Across the listing below, count the lines containing "content". Give nothing but the number.

MATERIAL PROVIDED section start

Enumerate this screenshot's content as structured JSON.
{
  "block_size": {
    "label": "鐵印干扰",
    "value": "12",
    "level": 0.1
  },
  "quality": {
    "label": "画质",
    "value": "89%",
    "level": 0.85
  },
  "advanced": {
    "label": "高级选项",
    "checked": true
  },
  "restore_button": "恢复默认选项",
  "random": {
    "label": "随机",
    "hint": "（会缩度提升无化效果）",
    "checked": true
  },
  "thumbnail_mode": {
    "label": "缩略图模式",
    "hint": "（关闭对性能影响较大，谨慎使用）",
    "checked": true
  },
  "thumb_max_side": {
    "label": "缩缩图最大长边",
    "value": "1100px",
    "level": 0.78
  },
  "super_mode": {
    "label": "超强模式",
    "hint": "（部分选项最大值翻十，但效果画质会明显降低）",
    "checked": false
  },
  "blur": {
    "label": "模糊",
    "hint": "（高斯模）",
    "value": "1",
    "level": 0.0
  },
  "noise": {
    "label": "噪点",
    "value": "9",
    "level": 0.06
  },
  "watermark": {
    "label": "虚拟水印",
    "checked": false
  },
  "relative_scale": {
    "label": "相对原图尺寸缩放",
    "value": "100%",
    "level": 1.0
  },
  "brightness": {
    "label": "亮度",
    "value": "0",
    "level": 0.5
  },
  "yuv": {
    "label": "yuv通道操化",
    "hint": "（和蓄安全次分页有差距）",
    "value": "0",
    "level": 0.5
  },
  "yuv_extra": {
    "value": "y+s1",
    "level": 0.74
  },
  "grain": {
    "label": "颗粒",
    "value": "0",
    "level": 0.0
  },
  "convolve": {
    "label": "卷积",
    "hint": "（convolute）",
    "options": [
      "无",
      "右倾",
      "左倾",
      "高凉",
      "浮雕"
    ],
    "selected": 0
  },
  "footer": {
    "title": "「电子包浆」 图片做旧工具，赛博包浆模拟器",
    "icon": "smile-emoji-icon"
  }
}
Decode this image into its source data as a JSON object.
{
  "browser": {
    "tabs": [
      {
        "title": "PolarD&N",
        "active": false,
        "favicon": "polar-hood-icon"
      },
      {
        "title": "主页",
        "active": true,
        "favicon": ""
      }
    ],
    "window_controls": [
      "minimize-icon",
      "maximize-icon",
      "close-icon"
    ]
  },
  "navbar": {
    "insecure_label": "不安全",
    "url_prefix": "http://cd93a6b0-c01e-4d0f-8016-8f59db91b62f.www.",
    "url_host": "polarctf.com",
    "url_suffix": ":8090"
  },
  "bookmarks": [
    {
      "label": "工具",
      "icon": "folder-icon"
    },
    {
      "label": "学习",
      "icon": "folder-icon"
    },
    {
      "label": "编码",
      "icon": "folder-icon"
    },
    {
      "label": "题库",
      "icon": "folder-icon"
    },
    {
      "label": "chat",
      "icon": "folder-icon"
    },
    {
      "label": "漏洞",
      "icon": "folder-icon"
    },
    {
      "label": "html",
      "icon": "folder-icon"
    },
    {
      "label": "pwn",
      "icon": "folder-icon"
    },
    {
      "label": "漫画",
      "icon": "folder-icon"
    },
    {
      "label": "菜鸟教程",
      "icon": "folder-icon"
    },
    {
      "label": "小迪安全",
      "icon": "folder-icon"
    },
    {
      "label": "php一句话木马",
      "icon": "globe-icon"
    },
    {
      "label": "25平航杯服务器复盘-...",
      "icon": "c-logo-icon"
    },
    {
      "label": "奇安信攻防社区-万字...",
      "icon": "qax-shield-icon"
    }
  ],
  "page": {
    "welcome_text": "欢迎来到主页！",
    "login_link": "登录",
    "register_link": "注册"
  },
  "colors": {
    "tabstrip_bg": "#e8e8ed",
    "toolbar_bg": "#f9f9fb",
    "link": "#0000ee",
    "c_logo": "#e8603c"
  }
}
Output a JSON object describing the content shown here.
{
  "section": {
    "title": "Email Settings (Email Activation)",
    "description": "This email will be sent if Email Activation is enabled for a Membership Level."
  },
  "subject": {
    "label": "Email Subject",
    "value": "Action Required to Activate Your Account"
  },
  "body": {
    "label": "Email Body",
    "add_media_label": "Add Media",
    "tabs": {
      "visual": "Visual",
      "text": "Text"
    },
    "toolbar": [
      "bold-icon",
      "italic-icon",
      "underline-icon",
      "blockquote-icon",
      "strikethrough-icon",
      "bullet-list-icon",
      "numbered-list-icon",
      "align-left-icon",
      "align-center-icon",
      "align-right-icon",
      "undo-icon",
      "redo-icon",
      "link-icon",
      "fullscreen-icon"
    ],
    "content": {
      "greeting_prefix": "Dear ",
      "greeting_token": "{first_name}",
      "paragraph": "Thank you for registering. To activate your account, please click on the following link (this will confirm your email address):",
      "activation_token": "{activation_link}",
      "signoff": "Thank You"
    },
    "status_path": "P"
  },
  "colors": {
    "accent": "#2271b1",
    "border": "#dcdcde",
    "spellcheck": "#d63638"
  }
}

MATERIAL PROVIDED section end

WRITTEN RESPONSE: 3